Don’t know if you read BFS, but from that site:
http://www.biggerfasterstronger.com/uploads2/91_Winter_DeadLiftPlateau.pdf
http://www.biggerfasterstronger.com/uploads2/EvolutionHexBar.pdf
http://www.biggerfasterstronger.com/uploads2/08_JulAug_HexBar.pdf
http://www.biggerfasterstronger.com/uploads2/08_JulAug_HexBar.pdf
Granted they sell the bars, but a way of looking at it.

Ryan,
I’m not arguing with you, but I always want to scream when people associate heavier weights with functionality. Changing the leverage points of an exercise enables on to lift more weight, but doesn’t necessarily work the “weak point” of the unaltered movement.

In general I don’t see anything wrong with the trap bar, and in season shortened strength training programs they are a great tool.

[quote]Rick Jakubowski wrote:
Ryan,
I’m not arguing with you, but I always want to scream when people associate heavier weights with functionality. Changing the leverage points of an exercise enables on to lift more weight, but doesn’t necessarily work the “weak point” of the unaltered movement.
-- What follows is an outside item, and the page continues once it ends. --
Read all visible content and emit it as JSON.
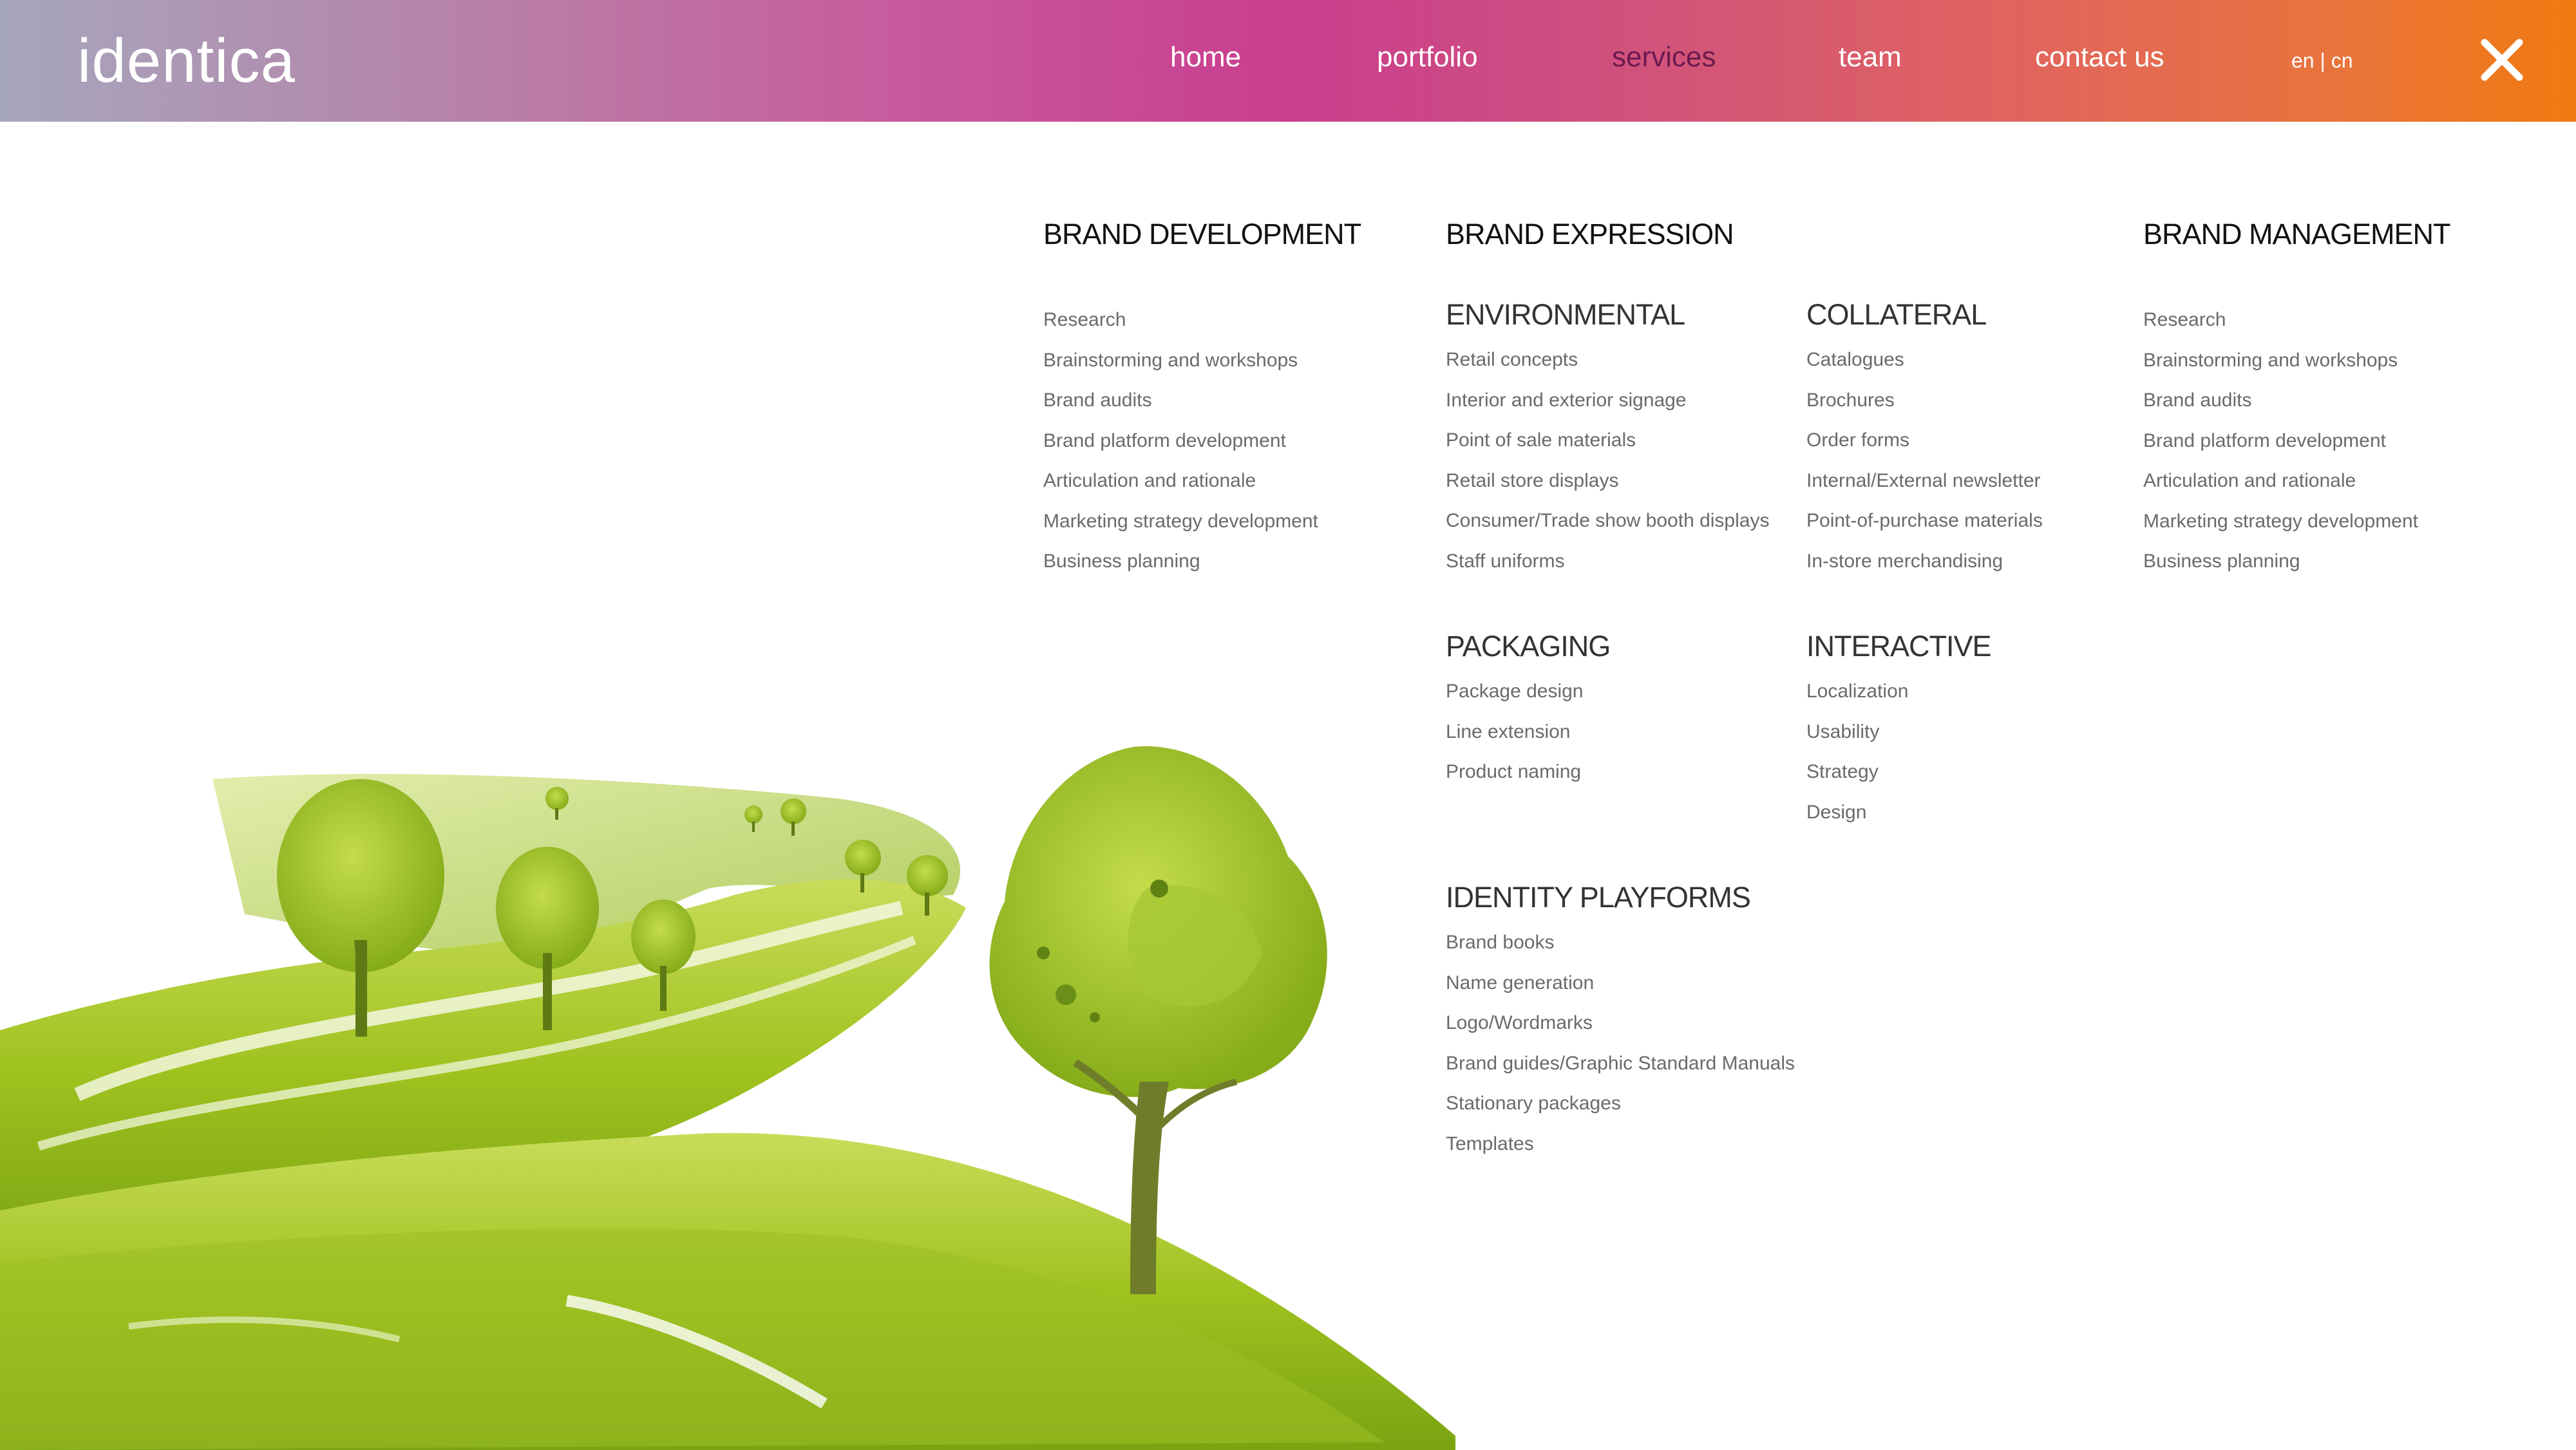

In general I don’t see anything wrong with the trap bar, and in season shortened strength training programs they are a great tool.[/quote]

That’s fine and also why I stated “in many minds” and “I don’t necessarily agree” in my post. I’m trying to offer why people like it, not necessarily my opinion.
I feel regular deadlifts are usually fine as long as proper technique is used and loads are adjusted accordingly. For example, if the athlete is tall or has flexibility issues, raise the bar on blocks or do rack pulls.

[quote]Ryan71 wrote:
Its more functional, in many minds, because it allows you to lift more weight safely compared to straight bar deadlifts.[/quote]

In my case, I can neither lift more weight with a trap bar nor do it more safely. Using a trap bar hurts my knees. It’s like doing a half squat starting from the bottom position. I have no problem squatting 600+ below parallel, but even 400 pounds from a half-squat position causes me knee pain.

[quote]coach foley wrote:
Challer if someone has a history of back issue I would assume that you are addressing that in other ways so as you put it they can pull more frequently.
But wouldnt you say that the dead is a lift best down for power and mass not endurance.[/quote]

Even with perfect form, some backs can’t handle a ton of compressive force. Yes, there are things that can be done to improve low back capacity, but for some people, consistent deadlifting will continually exceed the capacity of their back to recover. It’s not to say that I don’t deadlift it all, I just prefer to use the trap bar deadlift for most populations. Traditional deadlifts still make their way into programming, just not for everyone. Nearly everyone will trap bar deadlift at some point though.

I am stronger on the trap bar. The most I’ve deadlifted was 415 pounds but I did 450 on the trap bar. The problem I have with the trap bar is if you do not have access to 100 pound plates you run out of room. When I did the 450 I had 25’s on each end and one of them fell off. Luckily it did not screw me up. I do like how they feel kind of like a quarter squat.

I don’t get it. Personally, I can’t pull as much with the trap bar. Trap bars feel wobbly and you can never get a solid grip. As far as back pain- I don’t know. Usually deadlifting or good mornings- where the weight is hanging out in front of my center of gravity- have helped me with back pain whereas things like trap-bar deads or squatting- where the weight is centered- tend to aggravate back pain. Maybe that’s just me hough.

As far as ease of teaching- come on- it’s a deadlift. Hunker down and pick it up! It ain’t rocket science.

[quote]Pinto wrote:
I don’t get it. Personally, I can’t pull as much with the trap bar. Trap bars feel wobbly and you can never get a solid grip. As far as back pain- I don’t know. Usually deadlifting or good mornings- where the weight is hanging out in front of my center of gravity- have helped me with back pain whereas things like trap-bar deads or squatting- where the weight is centered- tend to aggravate back pain. Maybe that’s just me hough.

As far as ease of teaching- come on- it’s a deadlift. Hunker down and pick it up! It ain’t rocket science. [/quote]